Sewage is once again flowing through the Halifax wastewater treatment facility on Upper Water Street.

“Everything seems to be going fine,” said James Campbell, spokesman for the Halifax Harbour Solutions project. “The only part that remains to be introduced is the ultraviolet light disinfection system.”

Campbell said they want to make sure the advanced primary treatment system is stabilized and working properly before adding the UV disinfection, the last step in making the plant fully operational.

It will take another week or two before it is at 100 per cent.

A power outage hit the plant on Jan. 14, 2009.

Two generators were in place to keep the plant running, but one overloaded and shut down, flooding the facility with raw sewage. Much of the electrical equipment was destroyed.

The cost of fixing the $54-million plant is pegged at $11 million. Campbell said they would recover the vast majority (about 90 per cent) from insurance. The rest they’re hoping to recover from the contractor.

“Right now HRM is scheduling to open the beaches on June 30 so we’re anticipating having water quality back before that,” Campbell said.

And Mayor Peter Kelly again plans to be one of the first swimmers in the water.

Last winter he told Metro he wants everyone to join him.

“I think (another swim) will certainly lead the way in terms of accepting the harbour as swimmable,” he said back then.

When the plant first came online in the summer of 2008, the water commission combed the waterfront from the Nova Scotia Power building to the Cow’s ice cream booth looking for trash.

The improved clarity of the water uncovered several items like pylons, small beer kegs and shopping carts thrown into the harbour.

Campbell said they’re considering doing the same this summer.

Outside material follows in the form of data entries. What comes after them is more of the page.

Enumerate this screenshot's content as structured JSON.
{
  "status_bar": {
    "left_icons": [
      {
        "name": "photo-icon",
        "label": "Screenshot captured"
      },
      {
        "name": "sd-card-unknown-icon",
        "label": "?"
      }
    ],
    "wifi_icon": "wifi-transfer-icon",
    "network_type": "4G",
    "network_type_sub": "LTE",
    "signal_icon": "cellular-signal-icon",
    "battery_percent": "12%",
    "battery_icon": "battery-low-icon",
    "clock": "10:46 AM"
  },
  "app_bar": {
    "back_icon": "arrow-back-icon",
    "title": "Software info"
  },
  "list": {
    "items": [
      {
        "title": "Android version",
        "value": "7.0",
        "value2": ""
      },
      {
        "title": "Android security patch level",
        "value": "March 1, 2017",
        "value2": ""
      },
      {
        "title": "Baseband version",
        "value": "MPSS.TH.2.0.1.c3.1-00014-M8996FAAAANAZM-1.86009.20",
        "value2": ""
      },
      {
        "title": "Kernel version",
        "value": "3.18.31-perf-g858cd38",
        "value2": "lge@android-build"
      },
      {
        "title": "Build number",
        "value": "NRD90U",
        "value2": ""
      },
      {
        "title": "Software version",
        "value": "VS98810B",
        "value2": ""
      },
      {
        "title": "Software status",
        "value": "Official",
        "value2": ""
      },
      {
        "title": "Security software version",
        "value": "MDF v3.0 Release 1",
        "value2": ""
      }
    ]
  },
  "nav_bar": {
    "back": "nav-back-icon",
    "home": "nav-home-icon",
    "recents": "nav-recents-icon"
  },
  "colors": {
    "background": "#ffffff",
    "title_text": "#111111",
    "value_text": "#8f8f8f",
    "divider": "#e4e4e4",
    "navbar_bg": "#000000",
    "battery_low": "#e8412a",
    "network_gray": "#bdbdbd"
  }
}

“What we’ll do again for sure is a general check of the beach areas around Dingle and Black Rock to ensure everything is safe there.”